A key regulatory official in the trade and industry department quit two days after the Mail & Guardian queried allegations of poor oversight and lacklustre leadership against her and the regulator’s chief executive, Moses Moeletsi.
The National Regulator for Compulsory Specifications (NRCS) oversees the administration of technical regulations, including enforceable standards that ensure the protection of the environment and health and safety.
Chairperson Savannah Maziya’s resignation came despite an investigation by Gobodo Incorporated that cleared both Maziya and Moeletsi of wrongdoing.
This followed serious allegations raised by regulator staff members who are affiliated to the Cosatu union Nehawu.
The exact circumstances surrounding Maziya’s resignation remain unclear.
Questions were sent to the department more than two weeks ago, yet it had not responded by the time the M&G went to print this week.
However, it is understood that Maziya handed her letter of resignation to Minister of Trade and Industry Rob Davies on March 9, two days after the M&G emailed questions to her about the union’s allegations.
This week Maziya said her resignation had nothing to do with the allegations levelled against her. She said she had approached Davies last December to inform him of her intention to step down so that she could devote all her attention to her business dealings.
It was agreed that she would see her position through until the end of the current financial year, namely the end of this month, she said.

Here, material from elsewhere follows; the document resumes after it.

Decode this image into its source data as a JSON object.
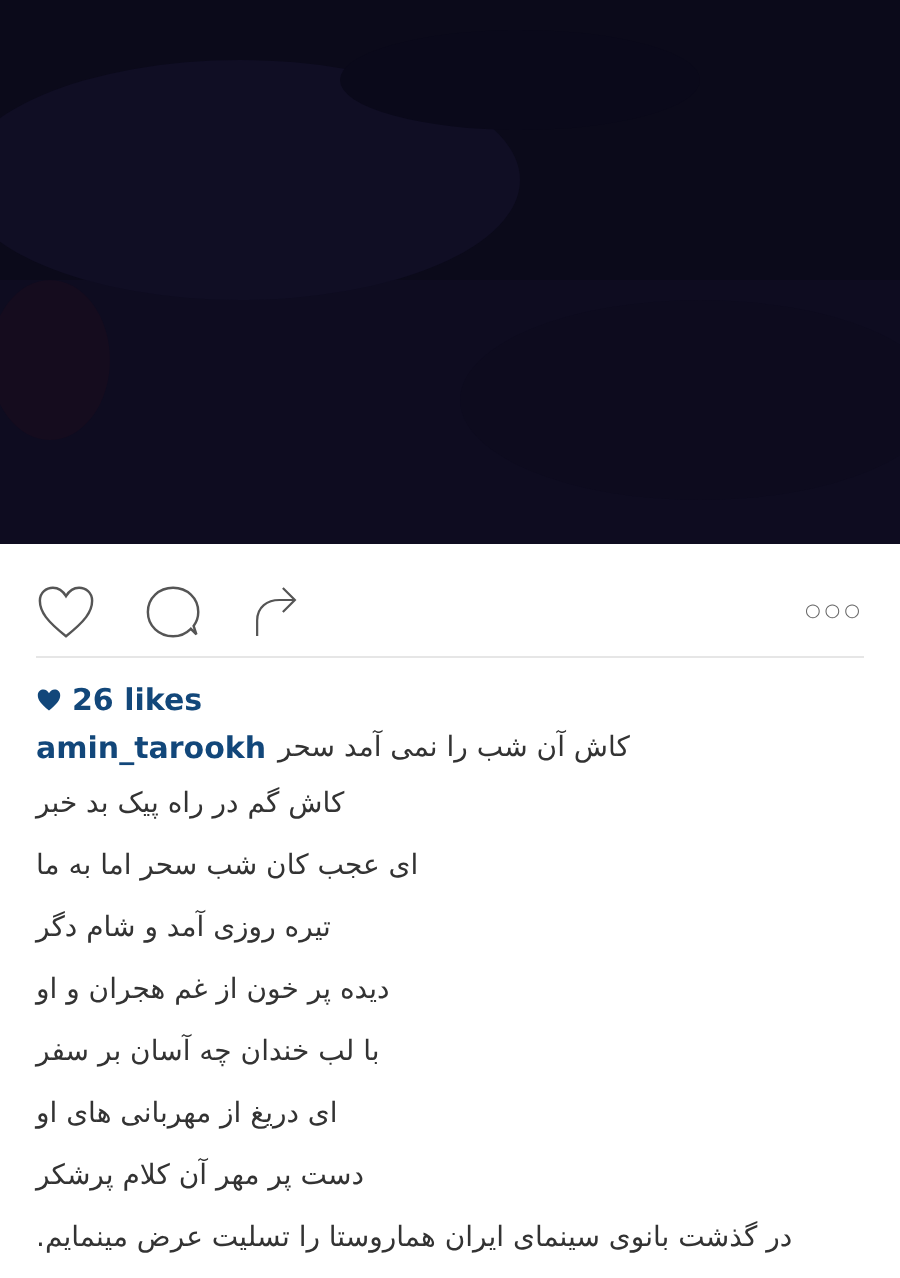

Correspondence seen by the M&G shows that the department was aware of Nehawu’s unhappiness, with Davies writing on December 2 last year: “I wish to advise that the matter has been referred to the [regulator’s] board for investigation and the DTI will also engage the board on the issues raised in the memorandum.”
Dated November 4, the nine-page memorandum highlights a number of issues, with governance being the main area of concern.

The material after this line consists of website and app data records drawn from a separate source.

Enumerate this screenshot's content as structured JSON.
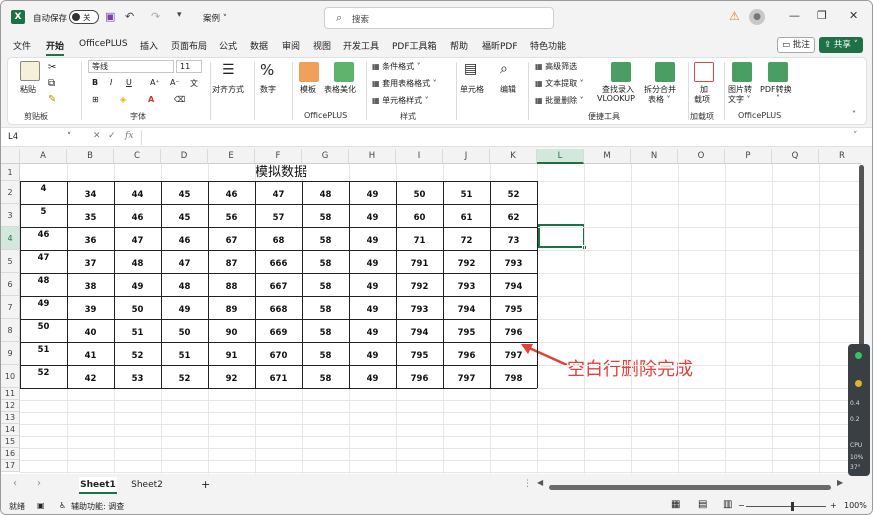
{
  "titlebar": {
    "autosave_label": "自动保存",
    "autosave_state": "关",
    "filename": "案例",
    "search_placeholder": "搜索",
    "warn_glyph": "⚠",
    "minimize": "—",
    "restore": "❐",
    "close": "✕"
  },
  "menu": {
    "items": [
      "文件",
      "开始",
      "OfficePLUS",
      "插入",
      "页面布局",
      "公式",
      "数据",
      "审阅",
      "视图",
      "开发工具",
      "PDF工具箱",
      "帮助",
      "福昕PDF",
      "特色功能"
    ],
    "active": "开始",
    "comment": "批注",
    "share": "共享"
  },
  "ribbon": {
    "paste": "粘贴",
    "clipboard_group": "剪贴板",
    "font_name": "等线",
    "font_size": "11",
    "font_group": "字体",
    "align": "对齐方式",
    "number": "数字",
    "template": "模板",
    "beautify": "表格美化",
    "officeplus_group": "OfficePLUS",
    "cond_format": "条件格式",
    "table_format": "套用表格格式",
    "cell_style": "单元格样式",
    "style_group": "样式",
    "cells": "单元格",
    "edit": "编辑",
    "adv_filter": "高级筛选",
    "text_extract": "文本提取",
    "batch_delete": "批量删除",
    "lookup_line1": "查找录入",
    "lookup_line2": "VLOOKUP",
    "split_line1": "拆分合并",
    "split_line2": "表格",
    "tools_group": "便捷工具",
    "addin_line1": "加",
    "addin_line2": "载项",
    "addin_group": "加载项",
    "img2txt_line1": "图片转",
    "img2txt_line2": "文字",
    "pdf_line1": "PDF转换",
    "pdf_line2": "",
    "officeplus2_group": "OfficePLUS"
  },
  "formula": {
    "cell_ref": "L4",
    "fx": "fx",
    "cancel": "✕",
    "confirm": "✓"
  },
  "grid": {
    "columns": [
      "A",
      "B",
      "C",
      "D",
      "E",
      "F",
      "G",
      "H",
      "I",
      "J",
      "K",
      "L",
      "M",
      "N",
      "O",
      "P",
      "Q",
      "R"
    ],
    "rows": [
      "1",
      "2",
      "3",
      "4",
      "5",
      "6",
      "7",
      "8",
      "9",
      "10",
      "11",
      "12",
      "13",
      "14",
      "15",
      "16",
      "17"
    ],
    "title": "模拟数据",
    "data": [
      [
        "4",
        "34",
        "44",
        "45",
        "46",
        "47",
        "48",
        "49",
        "50",
        "51",
        "52"
      ],
      [
        "5",
        "35",
        "46",
        "45",
        "56",
        "57",
        "58",
        "49",
        "60",
        "61",
        "62"
      ],
      [
        "46",
        "36",
        "47",
        "46",
        "67",
        "68",
        "58",
        "49",
        "71",
        "72",
        "73"
      ],
      [
        "47",
        "37",
        "48",
        "47",
        "87",
        "666",
        "58",
        "49",
        "791",
        "792",
        "793"
      ],
      [
        "48",
        "38",
        "49",
        "48",
        "88",
        "667",
        "58",
        "49",
        "792",
        "793",
        "794"
      ],
      [
        "49",
        "39",
        "50",
        "49",
        "89",
        "668",
        "58",
        "49",
        "793",
        "794",
        "795"
      ],
      [
        "50",
        "40",
        "51",
        "50",
        "90",
        "669",
        "58",
        "49",
        "794",
        "795",
        "796"
      ],
      [
        "51",
        "41",
        "52",
        "51",
        "91",
        "670",
        "58",
        "49",
        "795",
        "796",
        "797"
      ],
      [
        "52",
        "42",
        "53",
        "52",
        "92",
        "671",
        "58",
        "49",
        "796",
        "797",
        "798"
      ]
    ],
    "annotation": "空白行删除完成"
  },
  "sheets": {
    "tabs": [
      "Sheet1",
      "Sheet2"
    ],
    "active": "Sheet1",
    "add": "+"
  },
  "status": {
    "ready": "就绪",
    "accessibility": "辅助功能: 调查",
    "zoom": "100%"
  },
  "widget": {
    "line1": "0.4",
    "line2": "0.2",
    "line3": "CPU",
    "line4": "10%",
    "line5": "37°"
  },
  "colors": {
    "accent": "#1e7145",
    "annotation": "#e0413a"
  }
}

Nehawu claims “a clear lack of political will, incompetence, cluelessness and lack of vision has been demonstrated of the highest order”.

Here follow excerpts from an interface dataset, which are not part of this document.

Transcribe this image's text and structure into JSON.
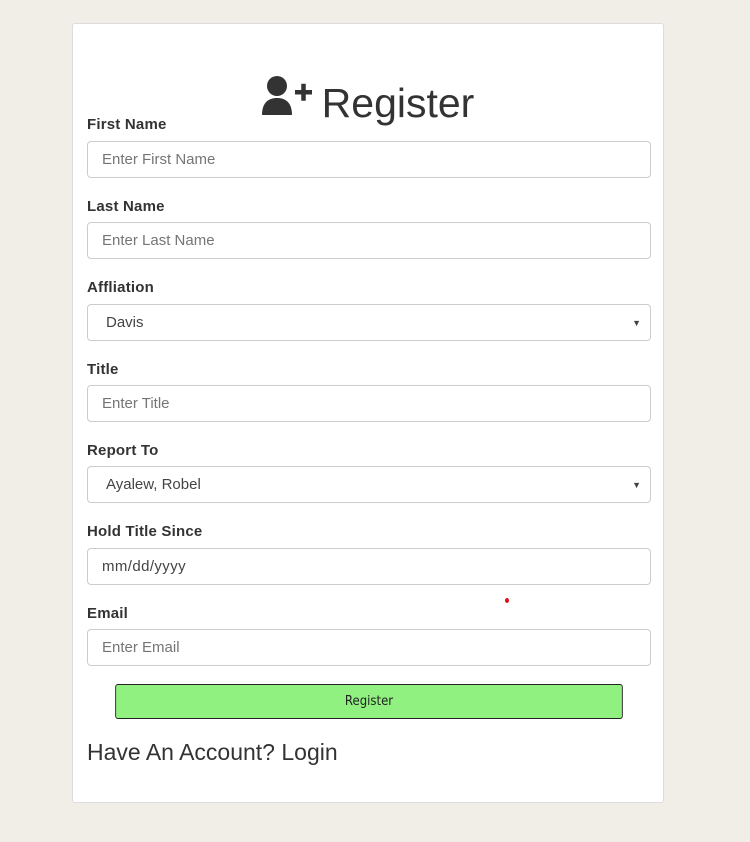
{
  "form": {
    "title": "Register",
    "icon": "user-plus-icon",
    "fields": {
      "first_name": {
        "label": "First Name",
        "placeholder": "Enter First Name"
      },
      "last_name": {
        "label": "Last Name",
        "placeholder": "Enter Last Name"
      },
      "affiliation": {
        "label": "Affliation",
        "value": "Davis"
      },
      "title": {
        "label": "Title",
        "placeholder": "Enter Title"
      },
      "report_to": {
        "label": "Report To",
        "value": "Ayalew, Robel"
      },
      "hold_title_since": {
        "label": "Hold Title Since",
        "value": "mm/dd/yyyy"
      },
      "email": {
        "label": "Email",
        "placeholder": "Enter Email"
      }
    },
    "submit_label": "Register",
    "footer": {
      "prompt": "Have An Account?",
      "login_link": "Login"
    }
  },
  "colors": {
    "page_background": "#f1eee8",
    "button_background": "#90f080"
  }
}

Another issue raised in the correspondence is the alleged mismanagement of funds. Mentioned under this item is an amount of R40-million handed to the regulator by the department “which was announced by the CEO — No further details or records seem to prove the latter; this amount does not even appear on the financial statements”.
The Nehawu memorandum also refers to questionable appointments, restructuring, suspensions, dismissals and demotions spearheaded by chief executive Moeletsi. It also accuses the board of failing to deal with problems brought to its attention.
Another document seen by the M&G, sent to the board itself and written on behalf of “concerned NRCS staff members”, singles out Maziya and accuses her of being Moeletsi’s enabler.
The M&G understands that the board met two Saturdays ago to discuss staff issues and to prepare responses to the M&G‘s queries.
Responding to questions sent to the NRCS chief executive and chairperson of the board, the regulator’s communications manager, Mirriam Moswaane, said the board had commissioned Gobodo Incorporated to investigate staff complaints and Moeletsi had been cleared of the misconduct he had been accused of.
Moswaane said the board had agreed to study a submission received from Nehawu on February 28 calling for Moeletsi’s sacking and further engagements with the union.
Moswaane denied suggestions that Maziya was Moeletsi’s enabler, as “the board operates with independence and integrity focusing on strategic issues — confronting the [regulator]. The investigation by Gobodo concluded that the board acted impartially and with integrity in dealing with the matter.
“The board is committed to address any legitimate concerns and issues falling within its mandate,” said Moswaane, adding that it had been evaluated by the Institute of Directors, which “found it to be strong, responsible and able to discharge its fiduciary duties”.
She confirmed Maziya’s resignation but could not provide reasons for it.
The M&G Centre for Investigative Journalism, supported by M&G Media and the Open Society Foundation for South Africa, produced this story. All views are the centre’s.www.amabhungane.co.za.